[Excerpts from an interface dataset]
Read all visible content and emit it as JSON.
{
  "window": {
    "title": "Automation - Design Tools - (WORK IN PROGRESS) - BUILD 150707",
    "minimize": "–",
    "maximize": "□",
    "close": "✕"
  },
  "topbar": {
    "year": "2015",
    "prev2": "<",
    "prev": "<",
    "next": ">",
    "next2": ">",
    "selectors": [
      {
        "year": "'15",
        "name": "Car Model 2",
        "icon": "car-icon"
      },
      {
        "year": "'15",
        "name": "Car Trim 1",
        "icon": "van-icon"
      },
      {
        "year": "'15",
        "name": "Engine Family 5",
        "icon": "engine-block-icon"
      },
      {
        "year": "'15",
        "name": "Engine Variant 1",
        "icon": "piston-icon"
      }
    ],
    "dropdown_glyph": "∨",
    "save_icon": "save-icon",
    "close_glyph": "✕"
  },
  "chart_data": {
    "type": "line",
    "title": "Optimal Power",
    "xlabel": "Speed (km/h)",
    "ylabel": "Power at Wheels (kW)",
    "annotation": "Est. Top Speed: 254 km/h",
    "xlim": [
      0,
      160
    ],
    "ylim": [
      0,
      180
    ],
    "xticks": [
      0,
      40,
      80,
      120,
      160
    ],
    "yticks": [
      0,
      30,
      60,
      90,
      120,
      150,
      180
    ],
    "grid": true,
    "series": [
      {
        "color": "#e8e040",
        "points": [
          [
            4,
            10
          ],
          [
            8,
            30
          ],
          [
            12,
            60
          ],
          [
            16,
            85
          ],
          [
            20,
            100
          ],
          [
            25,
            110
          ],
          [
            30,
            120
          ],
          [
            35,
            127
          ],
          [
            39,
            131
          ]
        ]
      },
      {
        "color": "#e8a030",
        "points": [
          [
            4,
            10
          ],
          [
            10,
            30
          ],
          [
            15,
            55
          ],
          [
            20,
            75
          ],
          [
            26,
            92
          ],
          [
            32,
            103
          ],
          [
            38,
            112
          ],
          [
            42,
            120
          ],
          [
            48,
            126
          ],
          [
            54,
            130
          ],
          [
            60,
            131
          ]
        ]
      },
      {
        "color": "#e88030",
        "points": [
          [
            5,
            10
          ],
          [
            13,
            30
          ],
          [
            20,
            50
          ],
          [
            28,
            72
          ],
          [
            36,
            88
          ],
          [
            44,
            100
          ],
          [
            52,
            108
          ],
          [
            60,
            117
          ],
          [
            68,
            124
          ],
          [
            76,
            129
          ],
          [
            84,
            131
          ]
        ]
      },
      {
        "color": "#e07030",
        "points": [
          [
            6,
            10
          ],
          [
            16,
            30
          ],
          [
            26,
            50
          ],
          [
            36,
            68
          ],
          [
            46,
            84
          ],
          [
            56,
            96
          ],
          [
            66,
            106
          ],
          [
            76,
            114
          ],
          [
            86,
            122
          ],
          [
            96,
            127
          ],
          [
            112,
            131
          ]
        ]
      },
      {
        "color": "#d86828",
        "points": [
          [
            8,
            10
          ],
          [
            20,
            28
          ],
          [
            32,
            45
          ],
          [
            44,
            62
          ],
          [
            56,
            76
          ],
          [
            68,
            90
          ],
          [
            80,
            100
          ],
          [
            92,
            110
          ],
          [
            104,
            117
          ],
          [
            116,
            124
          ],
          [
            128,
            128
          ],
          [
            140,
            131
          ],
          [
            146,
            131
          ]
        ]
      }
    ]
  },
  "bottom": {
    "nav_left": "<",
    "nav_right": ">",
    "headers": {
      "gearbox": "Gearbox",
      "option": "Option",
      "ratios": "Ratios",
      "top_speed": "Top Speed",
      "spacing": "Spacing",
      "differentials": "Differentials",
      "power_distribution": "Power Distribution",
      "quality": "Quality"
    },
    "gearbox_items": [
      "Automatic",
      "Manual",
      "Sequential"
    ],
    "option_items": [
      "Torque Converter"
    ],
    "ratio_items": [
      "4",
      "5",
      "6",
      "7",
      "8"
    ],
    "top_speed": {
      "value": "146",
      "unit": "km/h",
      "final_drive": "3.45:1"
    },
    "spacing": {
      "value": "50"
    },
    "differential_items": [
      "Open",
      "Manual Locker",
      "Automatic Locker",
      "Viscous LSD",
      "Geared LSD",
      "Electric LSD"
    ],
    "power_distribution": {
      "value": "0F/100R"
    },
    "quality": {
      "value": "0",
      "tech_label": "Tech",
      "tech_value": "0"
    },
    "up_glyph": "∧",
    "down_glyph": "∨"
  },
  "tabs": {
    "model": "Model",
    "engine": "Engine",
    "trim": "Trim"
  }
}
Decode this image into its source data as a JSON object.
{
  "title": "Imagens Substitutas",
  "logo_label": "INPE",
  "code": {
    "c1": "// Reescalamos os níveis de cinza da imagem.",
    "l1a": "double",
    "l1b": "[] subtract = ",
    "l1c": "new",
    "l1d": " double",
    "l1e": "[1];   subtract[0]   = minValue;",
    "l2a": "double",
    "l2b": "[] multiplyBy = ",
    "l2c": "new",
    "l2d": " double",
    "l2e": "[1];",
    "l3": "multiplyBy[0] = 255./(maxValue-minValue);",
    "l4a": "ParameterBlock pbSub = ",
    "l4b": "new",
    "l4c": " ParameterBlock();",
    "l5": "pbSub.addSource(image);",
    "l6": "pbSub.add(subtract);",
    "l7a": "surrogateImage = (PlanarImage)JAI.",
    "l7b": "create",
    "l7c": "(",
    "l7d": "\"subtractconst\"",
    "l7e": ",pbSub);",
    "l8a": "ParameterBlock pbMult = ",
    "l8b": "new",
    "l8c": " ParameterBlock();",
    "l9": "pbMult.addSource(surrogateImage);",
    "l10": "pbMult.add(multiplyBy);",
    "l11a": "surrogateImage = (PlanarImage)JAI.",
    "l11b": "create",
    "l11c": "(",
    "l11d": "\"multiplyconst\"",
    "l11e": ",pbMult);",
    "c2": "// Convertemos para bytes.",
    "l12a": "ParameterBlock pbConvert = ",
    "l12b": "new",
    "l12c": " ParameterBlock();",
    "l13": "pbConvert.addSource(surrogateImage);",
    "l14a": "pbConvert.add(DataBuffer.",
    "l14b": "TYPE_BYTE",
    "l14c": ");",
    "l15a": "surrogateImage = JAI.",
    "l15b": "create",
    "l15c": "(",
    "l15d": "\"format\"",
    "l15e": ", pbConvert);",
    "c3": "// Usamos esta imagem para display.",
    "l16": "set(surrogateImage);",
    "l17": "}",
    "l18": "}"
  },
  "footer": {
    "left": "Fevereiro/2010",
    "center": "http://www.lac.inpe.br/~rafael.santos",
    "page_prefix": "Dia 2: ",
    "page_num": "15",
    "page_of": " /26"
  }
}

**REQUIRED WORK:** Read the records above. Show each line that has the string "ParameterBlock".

**EXPECTED ANSWER:**
    "l4a": "ParameterBlock pbSub = ",
    "l4c": " ParameterBlock();",
    "l8a": "ParameterBlock pbMult = ",
    "l8c": " ParameterBlock();",
    "l12a": "ParameterBlock pbConvert = ",
    "l12c": " ParameterBlock();",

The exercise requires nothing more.